This week marks what could be the most significant benchmark in the long, painful slog of Republicans' and Democrats' historic war over the Illinois budget.
Thursday is the end of a full year without a state budget -- plus another blown deadline to make a budget for the new fiscal year that starts Friday.
Several states have approved two budgets in the time Illinois has been unable to finish one.
Lawmakers are meeting Wednesday in an effort to approve a compromise, but if they don't, the consequences could be dire.
Here are five clear problems Illinoisans face as Republican Gov. Bruce Rauner and top Democrats who control the legislature approach this milestone.

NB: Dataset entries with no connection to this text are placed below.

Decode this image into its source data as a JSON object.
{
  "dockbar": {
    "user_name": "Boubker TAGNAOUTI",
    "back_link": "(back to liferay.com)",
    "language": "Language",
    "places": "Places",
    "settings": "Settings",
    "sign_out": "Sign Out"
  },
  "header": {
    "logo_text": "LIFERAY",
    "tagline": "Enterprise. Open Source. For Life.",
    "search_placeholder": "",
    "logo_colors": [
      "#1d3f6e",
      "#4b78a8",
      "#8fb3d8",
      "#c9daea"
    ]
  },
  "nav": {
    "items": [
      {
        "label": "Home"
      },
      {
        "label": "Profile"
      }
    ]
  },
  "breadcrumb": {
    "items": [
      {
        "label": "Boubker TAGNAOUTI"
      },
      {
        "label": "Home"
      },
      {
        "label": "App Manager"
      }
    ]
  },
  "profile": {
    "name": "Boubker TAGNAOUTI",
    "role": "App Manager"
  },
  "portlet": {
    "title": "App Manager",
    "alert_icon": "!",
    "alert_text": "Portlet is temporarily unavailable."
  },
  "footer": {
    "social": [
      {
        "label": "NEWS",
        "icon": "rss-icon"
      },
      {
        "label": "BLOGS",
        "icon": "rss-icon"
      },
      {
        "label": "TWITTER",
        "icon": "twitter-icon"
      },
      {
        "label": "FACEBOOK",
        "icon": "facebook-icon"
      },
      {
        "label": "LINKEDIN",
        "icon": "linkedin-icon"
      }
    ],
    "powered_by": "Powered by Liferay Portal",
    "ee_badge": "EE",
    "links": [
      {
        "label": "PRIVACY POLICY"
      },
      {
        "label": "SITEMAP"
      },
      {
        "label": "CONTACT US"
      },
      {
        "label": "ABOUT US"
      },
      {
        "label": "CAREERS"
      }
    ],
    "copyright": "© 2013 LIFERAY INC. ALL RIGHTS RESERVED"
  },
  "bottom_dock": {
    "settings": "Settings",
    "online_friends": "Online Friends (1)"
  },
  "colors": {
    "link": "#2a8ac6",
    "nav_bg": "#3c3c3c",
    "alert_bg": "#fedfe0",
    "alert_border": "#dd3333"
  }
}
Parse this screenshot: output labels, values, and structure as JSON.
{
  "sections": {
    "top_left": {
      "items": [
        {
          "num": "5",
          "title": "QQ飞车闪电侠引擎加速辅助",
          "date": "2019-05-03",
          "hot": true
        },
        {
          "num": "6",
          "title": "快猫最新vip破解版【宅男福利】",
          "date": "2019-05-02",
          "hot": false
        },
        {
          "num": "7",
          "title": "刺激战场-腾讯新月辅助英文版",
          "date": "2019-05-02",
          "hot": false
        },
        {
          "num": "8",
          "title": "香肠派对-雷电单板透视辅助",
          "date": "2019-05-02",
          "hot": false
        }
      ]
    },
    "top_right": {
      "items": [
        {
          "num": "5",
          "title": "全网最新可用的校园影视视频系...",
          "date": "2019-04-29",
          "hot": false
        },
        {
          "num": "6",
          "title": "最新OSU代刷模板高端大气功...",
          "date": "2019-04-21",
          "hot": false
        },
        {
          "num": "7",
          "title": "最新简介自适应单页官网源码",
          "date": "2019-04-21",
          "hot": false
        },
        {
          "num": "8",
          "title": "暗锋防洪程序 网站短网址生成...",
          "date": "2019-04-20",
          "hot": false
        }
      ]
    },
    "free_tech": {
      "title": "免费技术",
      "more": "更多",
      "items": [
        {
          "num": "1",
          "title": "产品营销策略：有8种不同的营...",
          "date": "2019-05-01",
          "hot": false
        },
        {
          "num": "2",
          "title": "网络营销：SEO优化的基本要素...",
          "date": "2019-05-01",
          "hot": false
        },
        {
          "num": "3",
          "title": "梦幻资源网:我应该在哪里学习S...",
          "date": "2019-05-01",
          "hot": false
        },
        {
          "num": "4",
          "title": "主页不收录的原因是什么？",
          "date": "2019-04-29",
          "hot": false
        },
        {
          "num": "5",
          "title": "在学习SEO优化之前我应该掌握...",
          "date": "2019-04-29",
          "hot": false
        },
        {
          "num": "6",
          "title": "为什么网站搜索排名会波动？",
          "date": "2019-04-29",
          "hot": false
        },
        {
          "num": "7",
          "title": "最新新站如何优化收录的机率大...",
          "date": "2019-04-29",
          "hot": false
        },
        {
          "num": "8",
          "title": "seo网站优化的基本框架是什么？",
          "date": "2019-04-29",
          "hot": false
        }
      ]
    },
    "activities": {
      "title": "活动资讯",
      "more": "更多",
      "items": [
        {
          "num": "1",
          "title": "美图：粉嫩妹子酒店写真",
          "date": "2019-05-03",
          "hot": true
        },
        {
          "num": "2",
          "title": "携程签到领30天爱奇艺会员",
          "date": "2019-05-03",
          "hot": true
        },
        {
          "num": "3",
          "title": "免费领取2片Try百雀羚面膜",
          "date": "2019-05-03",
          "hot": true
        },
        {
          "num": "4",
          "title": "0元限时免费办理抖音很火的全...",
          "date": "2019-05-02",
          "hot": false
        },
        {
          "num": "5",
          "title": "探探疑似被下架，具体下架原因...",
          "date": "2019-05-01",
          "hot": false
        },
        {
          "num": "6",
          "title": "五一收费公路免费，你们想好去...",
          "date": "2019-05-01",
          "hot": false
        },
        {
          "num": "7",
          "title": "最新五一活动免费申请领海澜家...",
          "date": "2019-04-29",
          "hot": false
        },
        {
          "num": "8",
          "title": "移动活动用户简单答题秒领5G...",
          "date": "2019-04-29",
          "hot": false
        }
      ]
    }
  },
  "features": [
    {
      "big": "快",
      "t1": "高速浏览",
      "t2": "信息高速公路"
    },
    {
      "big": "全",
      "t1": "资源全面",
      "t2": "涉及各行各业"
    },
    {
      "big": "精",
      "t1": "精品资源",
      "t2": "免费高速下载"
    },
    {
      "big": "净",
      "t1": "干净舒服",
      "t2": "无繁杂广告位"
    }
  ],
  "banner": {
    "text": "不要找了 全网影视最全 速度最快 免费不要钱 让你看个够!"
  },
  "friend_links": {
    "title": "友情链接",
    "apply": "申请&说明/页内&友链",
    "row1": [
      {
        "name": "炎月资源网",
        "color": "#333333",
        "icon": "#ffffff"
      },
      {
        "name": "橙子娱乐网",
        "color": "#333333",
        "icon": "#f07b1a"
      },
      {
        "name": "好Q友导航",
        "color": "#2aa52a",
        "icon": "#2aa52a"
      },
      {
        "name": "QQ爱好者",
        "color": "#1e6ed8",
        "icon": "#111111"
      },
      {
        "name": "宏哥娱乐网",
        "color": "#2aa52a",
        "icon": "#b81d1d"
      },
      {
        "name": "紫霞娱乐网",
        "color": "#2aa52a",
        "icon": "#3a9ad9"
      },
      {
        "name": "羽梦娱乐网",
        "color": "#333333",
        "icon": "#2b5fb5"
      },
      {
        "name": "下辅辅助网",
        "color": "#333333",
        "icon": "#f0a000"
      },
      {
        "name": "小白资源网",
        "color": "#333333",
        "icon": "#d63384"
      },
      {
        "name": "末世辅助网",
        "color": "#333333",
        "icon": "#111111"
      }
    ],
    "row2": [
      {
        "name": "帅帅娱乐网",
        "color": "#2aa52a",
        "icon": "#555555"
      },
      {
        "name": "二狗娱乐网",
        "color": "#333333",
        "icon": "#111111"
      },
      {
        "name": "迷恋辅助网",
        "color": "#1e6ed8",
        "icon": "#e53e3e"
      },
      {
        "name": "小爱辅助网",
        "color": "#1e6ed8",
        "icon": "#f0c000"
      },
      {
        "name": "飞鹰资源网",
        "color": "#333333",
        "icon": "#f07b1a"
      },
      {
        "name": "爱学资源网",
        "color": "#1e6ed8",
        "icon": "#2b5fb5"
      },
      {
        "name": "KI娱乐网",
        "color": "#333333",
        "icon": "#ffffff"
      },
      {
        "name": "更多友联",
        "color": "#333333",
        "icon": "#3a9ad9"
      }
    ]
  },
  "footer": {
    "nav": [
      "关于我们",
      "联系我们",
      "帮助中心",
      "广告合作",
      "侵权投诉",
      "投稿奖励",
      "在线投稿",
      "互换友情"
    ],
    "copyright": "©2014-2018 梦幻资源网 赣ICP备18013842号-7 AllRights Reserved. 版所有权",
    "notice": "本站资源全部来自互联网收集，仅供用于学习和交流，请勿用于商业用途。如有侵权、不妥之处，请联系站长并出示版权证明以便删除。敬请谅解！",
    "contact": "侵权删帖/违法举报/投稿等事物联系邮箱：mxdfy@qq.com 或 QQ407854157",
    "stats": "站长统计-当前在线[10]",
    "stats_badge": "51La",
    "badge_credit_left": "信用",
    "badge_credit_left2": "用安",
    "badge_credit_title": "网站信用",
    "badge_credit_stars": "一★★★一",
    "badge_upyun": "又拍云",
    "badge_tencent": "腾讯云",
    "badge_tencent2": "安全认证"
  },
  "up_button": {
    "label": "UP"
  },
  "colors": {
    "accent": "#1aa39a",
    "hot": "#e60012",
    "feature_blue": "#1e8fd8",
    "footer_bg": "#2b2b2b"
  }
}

Road projects will start shutting down Friday unless lawmakers act, the Illinois Department of Transportation says, threatening construction workers' jobs amid uncertainty about what will happen during peak summer construction season.
"A shutdown of this extent is unprecedented and presents very real economic hardship and safety concerns," a statement from the Transportation for Illinois Coalition reads. "Projects already underway will have to be shuttered in their current state, causing contingency plans to be put in place to shut down lanes of traffic and secure work that has already been started."
Threatened road projects are all across the suburbs, from Aurora's Ohio Street bridge crossing the BNSF tracks to intersection work at Irving Park and Wood Dale roads in Wood Dale to rebuilding Deerfield Road in Lake County.
IDOT, an agency controlled by Rauner, is pushing for a stopgap plan from the governor.
Social service contracts end:
A hodgepodge of federal court action and money from Washington has kept some social services in Illinois intact. Funding for others has fallen away, including Des Plaines-based Lutheran Social Services, which early this year cut 750 jobs and programs for vulnerable people.
A United Way survey suggests more than 1 million people have now lost services as a result of the state's failure to pass a budget. The new fiscal year beginning Friday means an end to the contracts some of the providers signed with the state, leaving them to wonder if they'll ever get the state money they're owed. Dozens are now in court.
"We've been told: 'They'll resolve this by Labor Day; they'll resolve this in the veto session; they'll resolve this after the (candidate) filing session in December,'" said Andrea Durbin, executive director of the Illinois Collaboration on Youth, one of the groups leading the lawsuit. "It became clear to us that we cannot rely on the political process to protect us in this."
No pay for lottery winners:
Winning the Illinois Lottery could become an even worse bet beginning Friday.
Last year, winners of some prizes didn't get paid as the summer progressed because the state can't distribute those jackpots without a budget in place. Some lottery winners sued, but the state acted to ensure the payments would go out. That deal expires Thursday. An attorney for the lottery winners says he's ready to go to court again if payouts stop.
Local share shuts off:
Towns' shares of taxes from casinos, gasoline sales and video gambling in bars and restaurants won't be distributed to them after Friday.
The state will keep collecting the tax money. It just won't dish it out. Mayors have had to plan around this. But they aren't happy about it.
Pressure on schools tightens:
The end of the fiscal year Thursday probably won't cause immediate problems for schools. But the deadline creates pressure for lawmakers to approve education funding before schools open in August. Schools have been a focus in the budget fight, making them a top priority for any deal that might -- or might not -- be cut in the coming days and weeks.
Elgin Area School District U-46 CEO Tony Sanders said last month that his schools will be able to open their doors, but the lack of state money would soon cause problems.
"For us," he said, "it would be devastating."